IRRESPECTIVE of what Musharraf may have wanted others to believe about what transpired at his meeting with Bush, the fact remains that the General was told that Pakistan should return to ``true'' democracy and that it should put ``an end'' to the infiltration across the LoC.

Musharraf's claim that there was no discussion about infiltration across the LoC flies in the face of what a senior Bush administration official said while summing up the meeting of the two Presidents on September 12. In the course of a 30-minute meeting, Bush emphasised the implications for the U.S. if an end to cross-border infiltration did not come about.
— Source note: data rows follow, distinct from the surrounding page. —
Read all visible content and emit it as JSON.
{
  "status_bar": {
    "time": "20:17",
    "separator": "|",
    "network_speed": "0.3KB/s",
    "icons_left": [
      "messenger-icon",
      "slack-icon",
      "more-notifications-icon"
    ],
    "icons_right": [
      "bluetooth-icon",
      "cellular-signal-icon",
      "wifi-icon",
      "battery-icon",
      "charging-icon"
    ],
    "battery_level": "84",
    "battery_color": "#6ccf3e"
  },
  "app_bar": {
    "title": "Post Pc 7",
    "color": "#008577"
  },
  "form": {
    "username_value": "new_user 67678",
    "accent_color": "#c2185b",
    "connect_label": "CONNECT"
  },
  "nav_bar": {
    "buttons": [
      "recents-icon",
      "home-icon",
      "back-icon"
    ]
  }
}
The U.S. President also linked the ending of infiltration with progress on the ``underlying issue'' of Jammu and Kashmir.

A senior official, in the course of a background briefing on the Bush-Musharraf meeting, said: ``He [Bush] stressed that we wanted to see an end to infiltration across the Line of Control... He put this in the context of saying that U.S. interests would be harmed greatly by a war in the region.'' The official added: ``We have a big stake in South Asia.We hope that an end to infiltration will create the atmosphere that could lead to a resumption of dialogue between the two states.''

When asked if Bush discussed tensions in Jammu and Kashmir with both Vajpayee and Musharraf and if the President felt the latter had made any progress on his commitment, the official said: ``The President... pushed the Pakistanis hard on the question of infiltration across the Line of Control, but he also noted that this is basically the precursor the ending of infiltration is the precursor of setting the environment where you can make progress on the underlying issue.''

The Bush administration has come under fire for not pulling up Musharraf for the amendments made to the Constitution and for attempting to subvert democracy. At his meeting with the General, although Bush welcomed the continuing cooperation of Pakistan on the terrorism front, he minced no words on the subject of a return to genuine democracy.

``Adherence to democracy is key,'' Bush is reported to have told Musharraf. The senior official said: ``He [Bush] hit it hard at the top of the meeting. I think he made it clear that his vision is that Pakistan will not succeed unless it goes down the road of democracy, and that if it doesn't succeed, that would be bad for the entire world. He kept on stressing, `we want to see you succeed,we have big stakes in this. If you don't adhere to democracy, we'll all have trouble'.'' The official added: ``The President said that adherence to democracy was the key. If Pakistan is going to be a successful state, then democracy has to take root. There wasn't any discussion of specific penalties...''

The Republican administration is in a spot over Musharraf's amendments to the Constitution. U.S. officials are dismayed that the General has amended the Constitution to such an extent that it might be difficult to ``certify'' the coming elections as being democratic. On the other hand, Pakistan being a key ally in the war against terrorism, especially as it pertains to Afghanistan, the Taliban and Al Qaeda, the U.S. is reluctant to go after Musharraf. It goes without saying that the Pakistan President is trying to exploit this to the fullest extent possible.